As Tina Griego reports, beginning in the late 1970s, Atlantic City had a broad monopoly on gambling in the Northeast.
The East Coast gambling landscape, however, now looks like this:
It’s no surprise, then, that analysts have been mixed on the prospect of more casinos appearing in the Northeast — and that the word “boom” has been thrown around. Since 2001, nine more states have opened casinos, according to the Center for Gaming Research at the University of Nevada at Las Vegas. As a result, there’s a regional arms race among policymakers to keep gambling revenue in state.
Richard McGowan, an associate professor of economics at Boston College who studies the gambling industry, says that each casino opening grows the market, but only slightly. “There are certain markets where you can reclaim revenue from other states,” McGowan says.” The new casino reclaims revenue for the state and that’s about it.”
In June, Moody’s projected that total U.S. gambling revenue going to states would fall 3 percent to 5 percent over the next 12 to 18 months. “The proliferation of recent casino openings, along with future supply additions, will have a further cannibalizing effect on overall industry earnings, despite their contribution to industry-wide gaming revenue,” it said. In July, Moody’s added, “Things appear to be getting progressively worse for US regional gaming operators.” That same month, Fitch was equally dour, saying that U.S. regional gambling “has largely met demand.”

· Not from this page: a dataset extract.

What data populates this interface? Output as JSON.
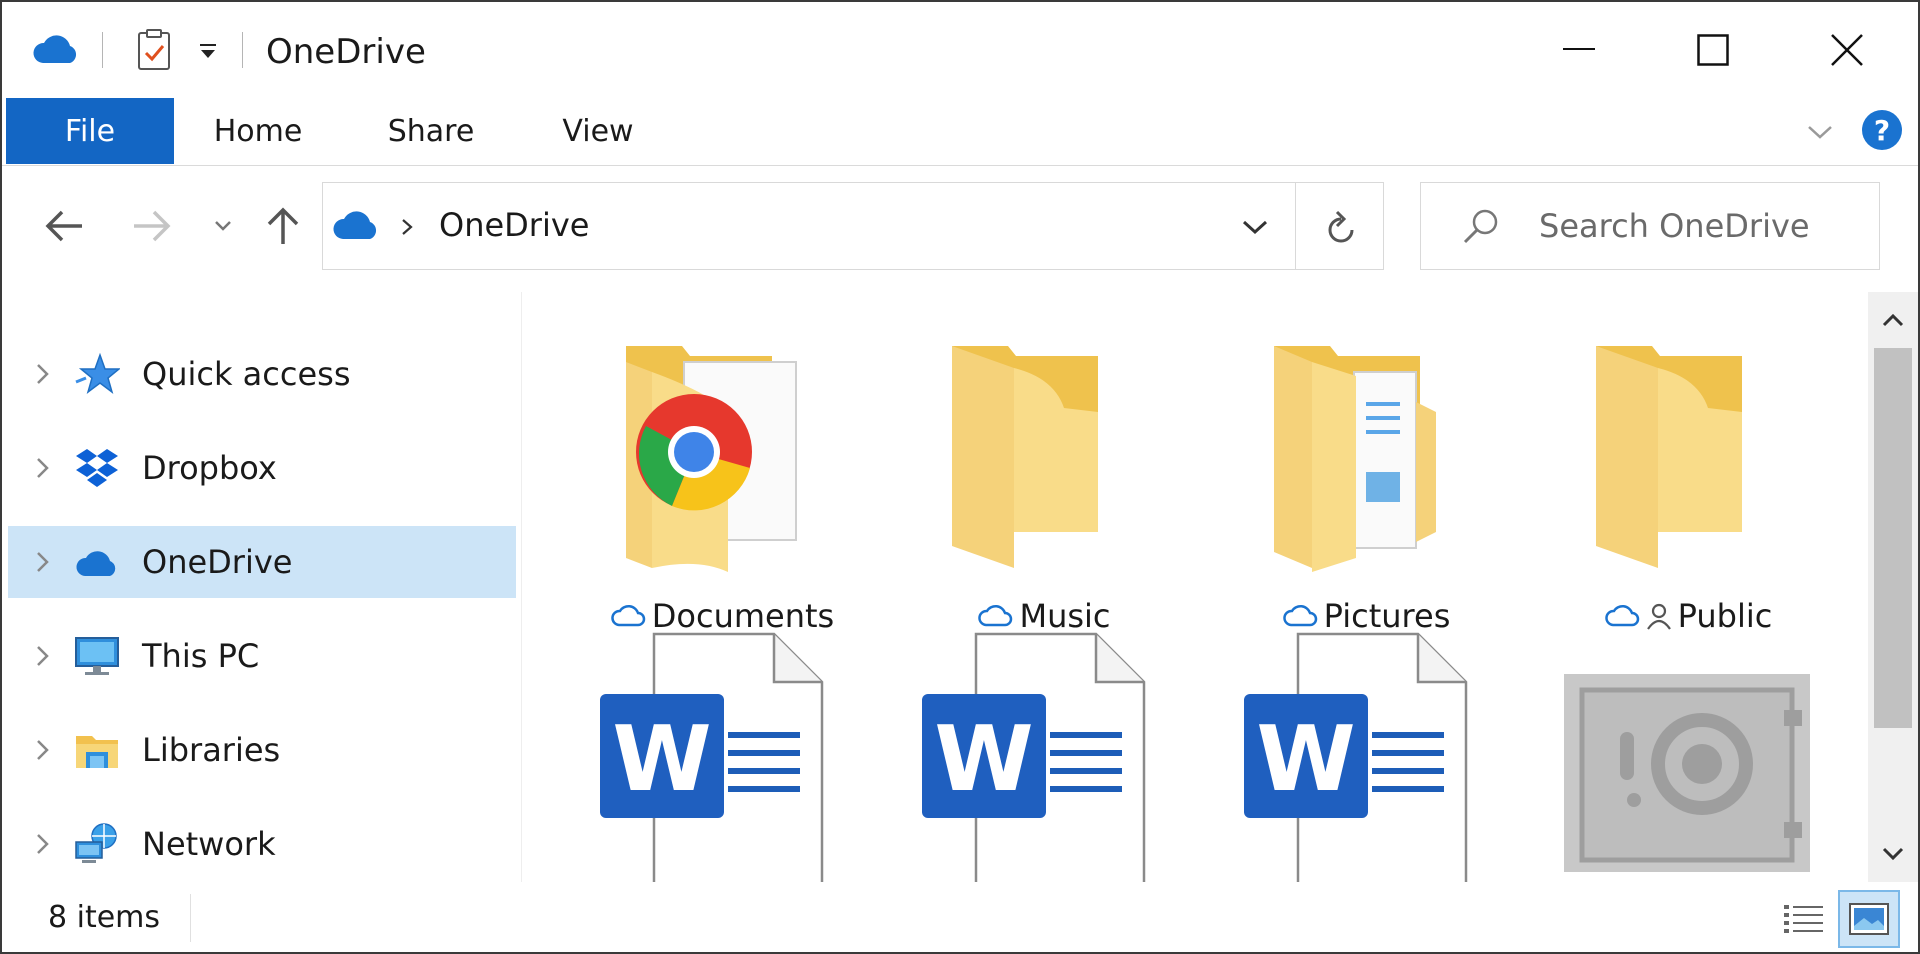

As competition has heated up in the Northeast, Connecticut casinos have seen six straight years of decline in gambling revenue with “no bottom in sight,” the Center for Policy Analysis at the University of Massachusetts at Dartmouth reported. The gambling industry was once considered recession proof: “Until 2008, Las Vegas and Atlantic City had seen gambling revenues fall only once since 1970 — in the aftermath of September 11, 2001.” But in 2008, “gaming revenues began declining on a year-to-year basis in most casino jurisdictions.”
Another way to look at the increased state competition for casino money is by looking at how Atlantic City casinos fared as its regional monopoly slowly crumbled. This report from the University of Nevada at Las Vegas’s Center for Gaming Research charts Atlantic City’s annual “casino win” — or total reported casino revenue. (All numbers in thousands.)
This is the power of monopoly: From 1978 to 1985, Atlantic City gambling revenue grew a mind-boggling 55 percent annually, the report said. But since 2006, revenue has fallen more than 45 percent and table games, after adjusting for inflation, have declined since the 1980s.
That isn’t to say there aren’t still medium-term opportunities in casino-building. Fitch noted that Ohio had cannibalized about one-third of its current gaming revenue from nearby states. Overall, the casino sector now looks like this, per Moody’s. Note strong growth coming in areas where newer casinos are planned or have just been built: